How do you spark a young person's interest? You don't. Chance does. The best you can do is to introduce the person to things which that person would never think of alone.
In 1915 my great aunts gave my father Emerson Wulling, then twelve years old, a printing press as a Christmas present. It was neither hot type nor cold type, but rather rubber type. Rubber letters were set in channels on a cylinder that rotated over paper pulled from a roll. This press had the essential elements needed for printing: it required as a starting point a thought needing expression; it involved figuring layout, setting type, proofreading, and repetitive reproduction; and it necessitated living with the result, deficiencies and all.
The best synopsis of his seventy-five years of printing occurs in his note at the beginning if each publication in his series of Press Preterite - lists of 'readable' items which he has printed.
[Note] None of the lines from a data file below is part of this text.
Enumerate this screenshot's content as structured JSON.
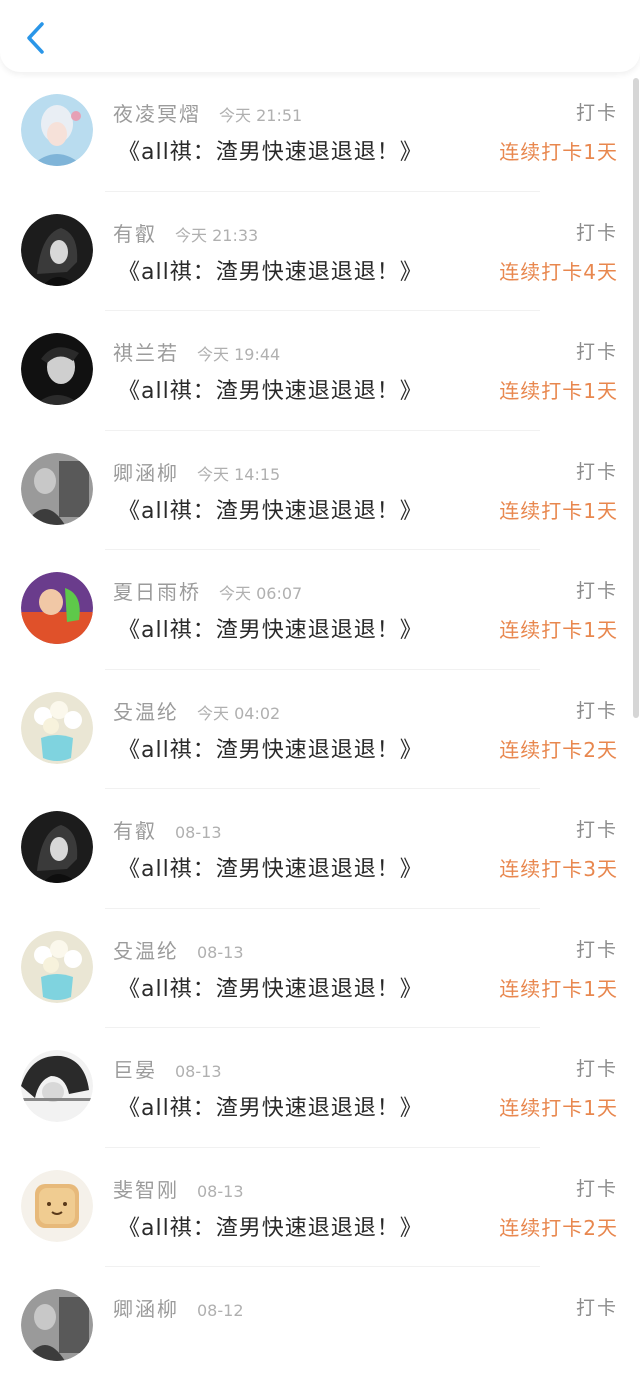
{
  "header": {
    "back_icon": "chevron-left-icon",
    "accent": "#2a96e8"
  },
  "colors": {
    "streak": "#e8874e"
  },
  "items": [
    {
      "name": "夜凌冥熠",
      "time": "今天 21:51",
      "title": "《all祺：渣男快速退退退！》",
      "tag": "打卡",
      "streak": "连续打卡1天"
    },
    {
      "name": "有叡",
      "time": "今天 21:33",
      "title": "《all祺：渣男快速退退退！》",
      "tag": "打卡",
      "streak": "连续打卡4天"
    },
    {
      "name": "祺兰若",
      "time": "今天 19:44",
      "title": "《all祺：渣男快速退退退！》",
      "tag": "打卡",
      "streak": "连续打卡1天"
    },
    {
      "name": "卿涵柳",
      "time": "今天 14:15",
      "title": "《all祺：渣男快速退退退！》",
      "tag": "打卡",
      "streak": "连续打卡1天"
    },
    {
      "name": "夏日雨桥",
      "time": "今天 06:07",
      "title": "《all祺：渣男快速退退退！》",
      "tag": "打卡",
      "streak": "连续打卡1天"
    },
    {
      "name": "殳温纶",
      "time": "今天 04:02",
      "title": "《all祺：渣男快速退退退！》",
      "tag": "打卡",
      "streak": "连续打卡2天"
    },
    {
      "name": "有叡",
      "time": "08-13",
      "title": "《all祺：渣男快速退退退！》",
      "tag": "打卡",
      "streak": "连续打卡3天"
    },
    {
      "name": "殳温纶",
      "time": "08-13",
      "title": "《all祺：渣男快速退退退！》",
      "tag": "打卡",
      "streak": "连续打卡1天"
    },
    {
      "name": "巨晏",
      "time": "08-13",
      "title": "《all祺：渣男快速退退退！》",
      "tag": "打卡",
      "streak": "连续打卡1天"
    },
    {
      "name": "斐智刚",
      "time": "08-13",
      "title": "《all祺：渣男快速退退退！》",
      "tag": "打卡",
      "streak": "连续打卡2天"
    },
    {
      "name": "卿涵柳",
      "time": "08-12",
      "title": "",
      "tag": "打卡",
      "streak": ""
    }
  ]
}
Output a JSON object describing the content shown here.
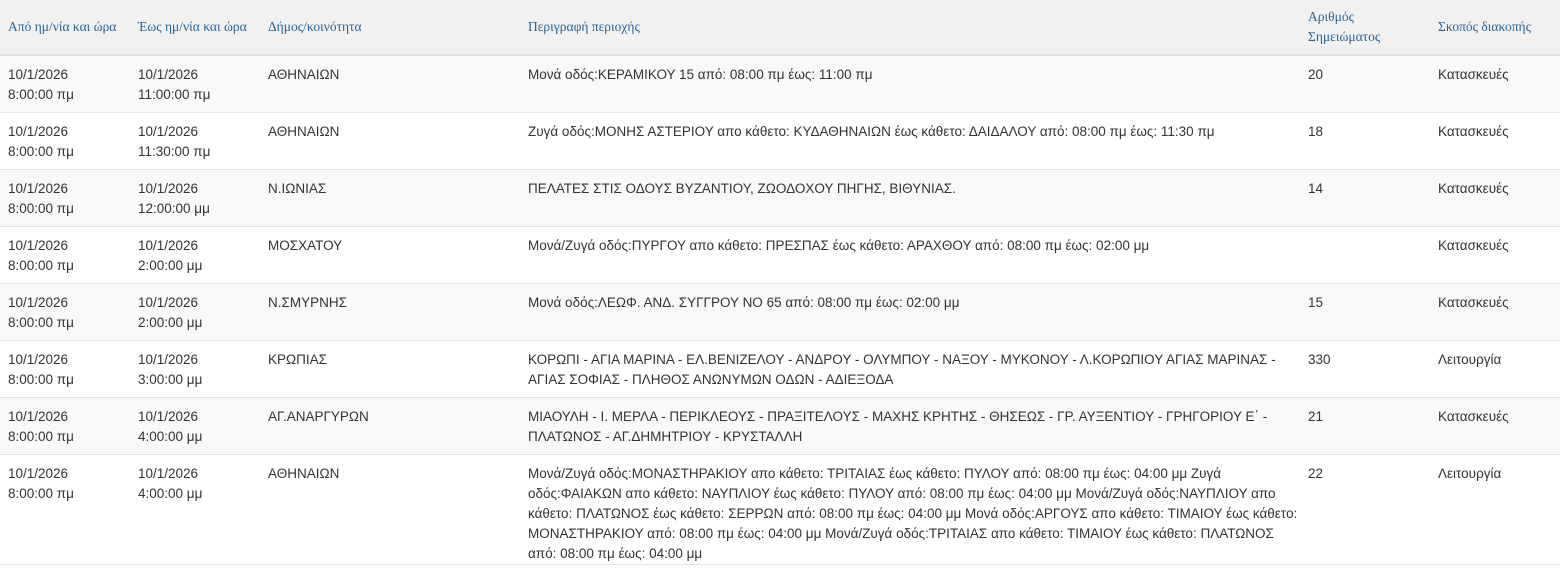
{
  "headers": {
    "from": "Από ημ/νία και ώρα",
    "to": "Έως ημ/νία και ώρα",
    "municipality": "Δήμος/κοινότητα",
    "area": "Περιγραφή περιοχής",
    "number": "Αριθμός\nΣημειώματος",
    "purpose": "Σκοπός διακοπής"
  },
  "rows": [
    {
      "from": "10/1/2026\n8:00:00 πμ",
      "to": "10/1/2026\n11:00:00 πμ",
      "municipality": "ΑΘΗΝΑΙΩΝ",
      "area": "Μονά οδός:ΚΕΡΑΜΙΚΟΥ 15 από: 08:00 πμ έως: 11:00 πμ",
      "number": "20",
      "purpose": "Κατασκευές"
    },
    {
      "from": "10/1/2026\n8:00:00 πμ",
      "to": "10/1/2026\n11:30:00 πμ",
      "municipality": "ΑΘΗΝΑΙΩΝ",
      "area": "Ζυγά οδός:ΜΟΝΗΣ ΑΣΤΕΡΙΟΥ απο κάθετο: ΚΥΔΑΘΗΝΑΙΩΝ έως κάθετο: ΔΑΙΔΑΛΟΥ από: 08:00 πμ έως: 11:30 πμ",
      "number": "18",
      "purpose": "Κατασκευές"
    },
    {
      "from": "10/1/2026\n8:00:00 πμ",
      "to": "10/1/2026\n12:00:00 μμ",
      "municipality": "Ν.ΙΩΝΙΑΣ",
      "area": "ΠΕΛΑΤΕΣ ΣΤΙΣ ΟΔΟΥΣ ΒΥΖΑΝΤΙΟΥ, ΖΩΟΔΟΧΟΥ ΠΗΓΗΣ, ΒΙΘΥΝΙΑΣ.",
      "number": "14",
      "purpose": "Κατασκευές"
    },
    {
      "from": "10/1/2026\n8:00:00 πμ",
      "to": "10/1/2026\n2:00:00 μμ",
      "municipality": "ΜΟΣΧΑΤΟΥ",
      "area": "Μονά/Ζυγά οδός:ΠΥΡΓΟΥ απο κάθετο: ΠΡΕΣΠΑΣ έως κάθετο: ΑΡΑΧΘΟΥ από: 08:00 πμ έως: 02:00 μμ",
      "number": "",
      "purpose": "Κατασκευές"
    },
    {
      "from": "10/1/2026\n8:00:00 πμ",
      "to": "10/1/2026\n2:00:00 μμ",
      "municipality": "Ν.ΣΜΥΡΝΗΣ",
      "area": "Μονά οδός:ΛΕΩΦ. ΑΝΔ. ΣΥΓΓΡΟΥ ΝΟ 65 από: 08:00 πμ έως: 02:00 μμ",
      "number": "15",
      "purpose": "Κατασκευές"
    },
    {
      "from": "10/1/2026\n8:00:00 πμ",
      "to": "10/1/2026\n3:00:00 μμ",
      "municipality": "ΚΡΩΠΙΑΣ",
      "area": "ΚΟΡΩΠΙ - ΑΓΙΑ ΜΑΡΙΝΑ - ΕΛ.ΒΕΝΙΖΕΛΟΥ - ΑΝΔΡΟΥ - ΟΛΥΜΠΟΥ - ΝΑΞΟΥ - ΜΥΚΟΝΟΥ - Λ.ΚΟΡΩΠΙΟΥ ΑΓΙΑΣ ΜΑΡΙΝΑΣ - ΑΓΙΑΣ ΣΟΦΙΑΣ - ΠΛΗΘΟΣ ΑΝΩΝΥΜΩΝ ΟΔΩΝ - ΑΔΙΕΞΟΔΑ",
      "number": "330",
      "purpose": "Λειτουργία"
    },
    {
      "from": "10/1/2026\n8:00:00 πμ",
      "to": "10/1/2026\n4:00:00 μμ",
      "municipality": "ΑΓ.ΑΝΑΡΓΥΡΩΝ",
      "area": "ΜΙΑΟΥΛΗ - Ι. ΜΕΡΛΑ - ΠΕΡΙΚΛΕΟΥΣ - ΠΡΑΞΙΤΕΛΟΥΣ - ΜΑΧΗΣ ΚΡΗΤΗΣ - ΘΗΣΕΩΣ - ΓΡ. ΑΥΞΕΝΤΙΟΥ - ΓΡΗΓΟΡΙΟΥ Ε΄ - ΠΛΑΤΩΝΟΣ - ΑΓ.ΔΗΜΗΤΡΙΟΥ - ΚΡΥΣΤΑΛΛΗ",
      "number": "21",
      "purpose": "Κατασκευές"
    },
    {
      "from": "10/1/2026\n8:00:00 πμ",
      "to": "10/1/2026\n4:00:00 μμ",
      "municipality": "ΑΘΗΝΑΙΩΝ",
      "area": "Μονά/Ζυγά οδός:ΜΟΝΑΣΤΗΡΑΚΙΟΥ απο κάθετο: ΤΡΙΤΑΙΑΣ έως κάθετο: ΠΥΛΟΥ από: 08:00 πμ έως: 04:00 μμ Ζυγά οδός:ΦΑΙΑΚΩΝ απο κάθετο: ΝΑΥΠΛΙΟΥ έως κάθετο: ΠΥΛΟΥ από: 08:00 πμ έως: 04:00 μμ Μονά/Ζυγά οδός:ΝΑΥΠΛΙΟΥ απο κάθετο: ΠΛΑΤΩΝΟΣ έως κάθετο: ΣΕΡΡΩΝ από: 08:00 πμ έως: 04:00 μμ Μονά οδός:ΑΡΓΟΥΣ απο κάθετο: ΤΙΜΑΙΟΥ έως κάθετο: ΜΟΝΑΣΤΗΡΑΚΙΟΥ από: 08:00 πμ έως: 04:00 μμ Μονά/Ζυγά οδός:ΤΡΙΤΑΙΑΣ απο κάθετο: ΤΙΜΑΙΟΥ έως κάθετο: ΠΛΑΤΩΝΟΣ από: 08:00 πμ έως: 04:00 μμ",
      "number": "22",
      "purpose": "Λειτουργία"
    }
  ]
}
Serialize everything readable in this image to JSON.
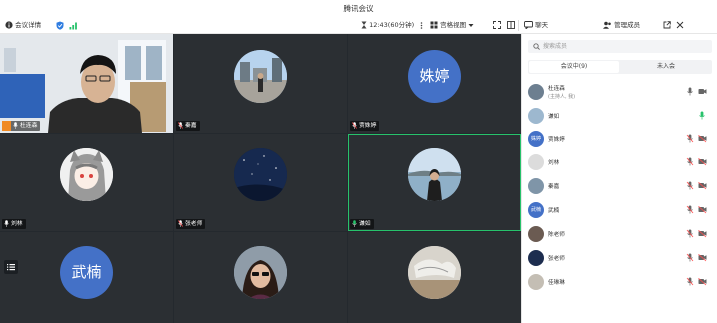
{
  "window": {
    "title": "腾讯会议"
  },
  "toolbar": {
    "info_label": "会议详情",
    "duration": "12:43(60分钟)",
    "view_label": "宫格视图",
    "chat_label": "聊天",
    "manage_label": "管理成员"
  },
  "colors": {
    "accent_green": "#27c26b",
    "avatar_blue": "#4471c7",
    "grid_bg": "#24292e"
  },
  "grid": {
    "tiles": [
      {
        "name": "杜连森",
        "kind": "camera",
        "host": true
      },
      {
        "name": "秦嘉",
        "kind": "photo-street"
      },
      {
        "name": "贾姝婷",
        "kind": "initials",
        "initials": "姝婷"
      },
      {
        "name": "刘林",
        "kind": "photo-anime"
      },
      {
        "name": "张老师",
        "kind": "photo-night"
      },
      {
        "name": "谦如",
        "kind": "photo-lake",
        "speaking": true
      },
      {
        "name": "武楠",
        "kind": "initials",
        "initials": "武楠"
      },
      {
        "name": "陈老师",
        "kind": "photo-woman"
      },
      {
        "name": "",
        "kind": "photo-art"
      }
    ]
  },
  "members": {
    "search_placeholder": "搜索成员",
    "tab_in": "会议中(9)",
    "tab_out": "未入会",
    "list": [
      {
        "name": "杜连森",
        "role": "(主持人, 我)",
        "mic": "on",
        "cam": "on",
        "avatar": "photo"
      },
      {
        "name": "谦如",
        "role": "",
        "mic": "speaking",
        "cam": "none",
        "avatar": "photo"
      },
      {
        "name": "贾姝婷",
        "role": "",
        "mic": "off",
        "cam": "off",
        "avatar": "initials",
        "initials": "姝婷"
      },
      {
        "name": "刘林",
        "role": "",
        "mic": "off",
        "cam": "off",
        "avatar": "photo"
      },
      {
        "name": "秦嘉",
        "role": "",
        "mic": "off",
        "cam": "off",
        "avatar": "photo"
      },
      {
        "name": "武楠",
        "role": "",
        "mic": "off",
        "cam": "off",
        "avatar": "initials",
        "initials": "武楠"
      },
      {
        "name": "陈老师",
        "role": "",
        "mic": "off",
        "cam": "off",
        "avatar": "photo"
      },
      {
        "name": "张老师",
        "role": "",
        "mic": "off",
        "cam": "off",
        "avatar": "photo"
      },
      {
        "name": "佳琳琳",
        "role": "",
        "mic": "off",
        "cam": "off",
        "avatar": "photo"
      }
    ]
  }
}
I quote from these notes in the pirating spirit he mentions later in Press Preterite VI. - Thomas E. Wulling